In regard to the Doom engine, limit removing refers to increasing or removing static limits inherent in the original executables and the Doom source code, which can be considered bugs by players or WAD designers.
WAD designers sometimes describe their levels as requiring a limit removing engine. Essentially, this means that the level uses no features which are not present in the vanilla Doom engine. However, the level must usually still be run with a source port, typically because the level is too detailed or large to run using the standard executables, as with it the game will eventually or immediately terminate or crash, or suffer from visual glitches or other anomalies. Because the level does not use any extra features not available in the unmodified engine, players are free to use any of the many engines that raise Doom's inherent limits.
The term "limit removing" is only partially accurate, as limits are not always completely removed due to format requirements and other considerations, and different engines raise the limits to different degrees. In many cases "limit removing" corresponds with or implies the limit extensions of the Boom engine (not including Boom-specific mapping features), although newer source ports have raised various limits even further, and even the original executables can be hacked to allow higher limits (see Doom32 and UDoom32).
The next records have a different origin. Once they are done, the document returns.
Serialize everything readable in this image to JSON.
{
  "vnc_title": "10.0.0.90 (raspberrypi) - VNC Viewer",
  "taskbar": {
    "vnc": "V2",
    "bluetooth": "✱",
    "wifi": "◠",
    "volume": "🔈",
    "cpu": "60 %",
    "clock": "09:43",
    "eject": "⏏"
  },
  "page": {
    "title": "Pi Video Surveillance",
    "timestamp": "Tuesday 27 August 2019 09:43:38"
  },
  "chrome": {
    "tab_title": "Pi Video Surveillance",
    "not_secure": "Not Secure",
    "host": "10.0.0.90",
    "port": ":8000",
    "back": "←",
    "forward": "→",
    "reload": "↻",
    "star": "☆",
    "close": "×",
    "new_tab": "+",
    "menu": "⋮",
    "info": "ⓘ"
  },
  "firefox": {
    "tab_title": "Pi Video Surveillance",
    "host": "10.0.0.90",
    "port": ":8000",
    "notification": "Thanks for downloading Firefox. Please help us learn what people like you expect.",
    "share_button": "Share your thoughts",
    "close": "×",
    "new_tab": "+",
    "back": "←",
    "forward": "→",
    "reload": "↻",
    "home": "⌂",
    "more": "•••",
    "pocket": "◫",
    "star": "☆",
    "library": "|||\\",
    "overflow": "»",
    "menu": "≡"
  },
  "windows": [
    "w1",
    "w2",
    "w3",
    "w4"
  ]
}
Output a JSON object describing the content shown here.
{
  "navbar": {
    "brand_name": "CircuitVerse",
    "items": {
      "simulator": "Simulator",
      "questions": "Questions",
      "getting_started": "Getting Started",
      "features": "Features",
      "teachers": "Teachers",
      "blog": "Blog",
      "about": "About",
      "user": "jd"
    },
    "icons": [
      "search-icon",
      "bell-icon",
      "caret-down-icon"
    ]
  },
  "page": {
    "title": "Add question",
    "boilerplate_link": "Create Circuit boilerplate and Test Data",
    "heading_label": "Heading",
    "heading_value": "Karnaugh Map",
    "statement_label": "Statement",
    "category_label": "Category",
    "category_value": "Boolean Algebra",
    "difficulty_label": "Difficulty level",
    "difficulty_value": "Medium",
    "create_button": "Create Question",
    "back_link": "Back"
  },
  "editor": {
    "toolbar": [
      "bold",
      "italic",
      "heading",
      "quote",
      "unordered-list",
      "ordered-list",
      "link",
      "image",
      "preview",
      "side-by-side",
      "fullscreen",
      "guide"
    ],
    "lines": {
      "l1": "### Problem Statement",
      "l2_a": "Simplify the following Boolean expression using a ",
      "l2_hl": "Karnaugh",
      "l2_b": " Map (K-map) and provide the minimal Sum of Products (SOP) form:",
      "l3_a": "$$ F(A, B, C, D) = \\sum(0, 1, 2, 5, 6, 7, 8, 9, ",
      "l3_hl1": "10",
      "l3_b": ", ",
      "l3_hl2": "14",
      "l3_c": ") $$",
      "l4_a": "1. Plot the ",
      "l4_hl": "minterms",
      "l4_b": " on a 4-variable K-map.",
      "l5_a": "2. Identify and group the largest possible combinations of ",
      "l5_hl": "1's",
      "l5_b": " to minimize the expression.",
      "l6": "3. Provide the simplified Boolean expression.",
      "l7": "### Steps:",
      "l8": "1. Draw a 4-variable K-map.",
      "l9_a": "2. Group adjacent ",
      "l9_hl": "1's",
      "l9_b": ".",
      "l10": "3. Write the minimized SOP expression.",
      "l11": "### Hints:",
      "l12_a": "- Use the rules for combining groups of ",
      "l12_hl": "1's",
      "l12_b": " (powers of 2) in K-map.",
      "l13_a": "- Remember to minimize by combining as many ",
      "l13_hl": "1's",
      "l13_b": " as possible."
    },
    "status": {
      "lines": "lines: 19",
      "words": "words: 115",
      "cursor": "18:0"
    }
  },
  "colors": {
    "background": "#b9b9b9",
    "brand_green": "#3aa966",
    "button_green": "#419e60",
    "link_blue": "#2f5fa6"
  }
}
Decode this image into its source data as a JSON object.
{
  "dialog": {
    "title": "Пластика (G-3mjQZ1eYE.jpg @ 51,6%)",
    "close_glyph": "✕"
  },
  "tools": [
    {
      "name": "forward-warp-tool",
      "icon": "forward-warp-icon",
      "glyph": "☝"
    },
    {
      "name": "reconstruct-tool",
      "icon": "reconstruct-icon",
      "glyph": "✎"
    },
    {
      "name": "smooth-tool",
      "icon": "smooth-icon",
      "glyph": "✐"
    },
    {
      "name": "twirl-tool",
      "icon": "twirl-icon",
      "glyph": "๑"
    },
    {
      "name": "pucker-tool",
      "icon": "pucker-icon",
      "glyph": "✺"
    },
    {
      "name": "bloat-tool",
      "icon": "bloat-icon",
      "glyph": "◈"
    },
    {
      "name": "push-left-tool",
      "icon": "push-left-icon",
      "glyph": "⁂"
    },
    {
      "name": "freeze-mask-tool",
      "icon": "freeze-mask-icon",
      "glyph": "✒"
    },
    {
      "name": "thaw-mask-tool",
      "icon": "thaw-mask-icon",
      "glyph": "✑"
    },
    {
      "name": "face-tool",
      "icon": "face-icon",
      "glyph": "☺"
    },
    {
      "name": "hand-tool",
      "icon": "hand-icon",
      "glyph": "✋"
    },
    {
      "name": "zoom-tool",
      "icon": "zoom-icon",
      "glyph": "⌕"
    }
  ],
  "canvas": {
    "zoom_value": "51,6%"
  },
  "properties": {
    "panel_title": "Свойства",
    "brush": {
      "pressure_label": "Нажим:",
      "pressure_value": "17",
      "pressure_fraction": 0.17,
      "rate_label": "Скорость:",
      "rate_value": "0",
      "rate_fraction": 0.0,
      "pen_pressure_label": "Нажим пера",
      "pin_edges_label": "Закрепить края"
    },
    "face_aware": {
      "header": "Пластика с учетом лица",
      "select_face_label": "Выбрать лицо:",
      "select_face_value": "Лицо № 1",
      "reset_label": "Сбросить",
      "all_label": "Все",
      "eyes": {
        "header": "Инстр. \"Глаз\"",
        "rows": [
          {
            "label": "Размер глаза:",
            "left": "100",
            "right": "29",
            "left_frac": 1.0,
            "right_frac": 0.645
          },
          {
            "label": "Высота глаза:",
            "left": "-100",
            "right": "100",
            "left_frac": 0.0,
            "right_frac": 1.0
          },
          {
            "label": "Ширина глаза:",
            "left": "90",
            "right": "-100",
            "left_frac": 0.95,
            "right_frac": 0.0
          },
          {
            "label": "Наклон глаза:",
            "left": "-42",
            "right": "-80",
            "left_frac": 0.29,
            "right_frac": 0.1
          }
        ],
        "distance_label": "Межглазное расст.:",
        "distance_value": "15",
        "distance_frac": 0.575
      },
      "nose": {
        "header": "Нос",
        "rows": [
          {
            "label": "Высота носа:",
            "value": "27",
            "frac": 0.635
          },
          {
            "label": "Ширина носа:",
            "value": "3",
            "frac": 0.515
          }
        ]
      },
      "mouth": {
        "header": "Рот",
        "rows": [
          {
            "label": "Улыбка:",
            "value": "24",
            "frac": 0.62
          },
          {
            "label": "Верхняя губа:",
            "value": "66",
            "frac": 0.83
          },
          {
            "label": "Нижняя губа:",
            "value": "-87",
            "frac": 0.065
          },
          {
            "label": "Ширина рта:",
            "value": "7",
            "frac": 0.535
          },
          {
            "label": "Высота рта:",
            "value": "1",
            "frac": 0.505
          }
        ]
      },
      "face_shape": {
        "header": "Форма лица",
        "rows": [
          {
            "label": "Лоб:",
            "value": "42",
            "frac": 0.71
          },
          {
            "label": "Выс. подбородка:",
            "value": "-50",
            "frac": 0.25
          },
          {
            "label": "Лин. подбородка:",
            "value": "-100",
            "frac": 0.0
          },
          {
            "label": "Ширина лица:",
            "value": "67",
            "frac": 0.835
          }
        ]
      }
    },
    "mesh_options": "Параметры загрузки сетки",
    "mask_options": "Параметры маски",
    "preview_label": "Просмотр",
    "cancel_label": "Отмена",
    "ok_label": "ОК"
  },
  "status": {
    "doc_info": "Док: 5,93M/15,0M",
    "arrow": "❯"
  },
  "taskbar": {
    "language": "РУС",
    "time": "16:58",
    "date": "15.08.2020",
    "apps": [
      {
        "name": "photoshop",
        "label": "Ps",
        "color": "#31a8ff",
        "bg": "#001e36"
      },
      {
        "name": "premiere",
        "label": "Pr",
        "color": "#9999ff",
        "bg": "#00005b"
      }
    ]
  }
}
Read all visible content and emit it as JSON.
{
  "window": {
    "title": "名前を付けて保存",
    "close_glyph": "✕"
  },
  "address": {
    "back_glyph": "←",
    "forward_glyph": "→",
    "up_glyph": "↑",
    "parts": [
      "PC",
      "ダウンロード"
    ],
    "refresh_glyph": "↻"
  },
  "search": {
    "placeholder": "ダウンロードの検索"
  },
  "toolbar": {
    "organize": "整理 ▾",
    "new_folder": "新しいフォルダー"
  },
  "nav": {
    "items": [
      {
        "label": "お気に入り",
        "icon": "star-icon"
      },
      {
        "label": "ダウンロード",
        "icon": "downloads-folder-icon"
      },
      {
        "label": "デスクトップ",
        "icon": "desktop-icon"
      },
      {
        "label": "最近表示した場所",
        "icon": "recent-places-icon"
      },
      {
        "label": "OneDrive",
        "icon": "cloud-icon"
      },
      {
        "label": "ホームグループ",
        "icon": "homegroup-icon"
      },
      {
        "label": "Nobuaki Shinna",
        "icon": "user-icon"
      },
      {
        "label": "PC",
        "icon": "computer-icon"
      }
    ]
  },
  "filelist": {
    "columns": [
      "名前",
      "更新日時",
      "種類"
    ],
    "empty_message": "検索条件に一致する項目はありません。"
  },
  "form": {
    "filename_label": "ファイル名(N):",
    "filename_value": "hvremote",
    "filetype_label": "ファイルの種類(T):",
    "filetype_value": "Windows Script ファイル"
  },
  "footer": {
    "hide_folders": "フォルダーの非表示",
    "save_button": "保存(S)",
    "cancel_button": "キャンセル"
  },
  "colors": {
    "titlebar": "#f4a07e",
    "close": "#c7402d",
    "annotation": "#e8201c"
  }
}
For a list of limit-removing source ports, see Category:Limit removing source ports.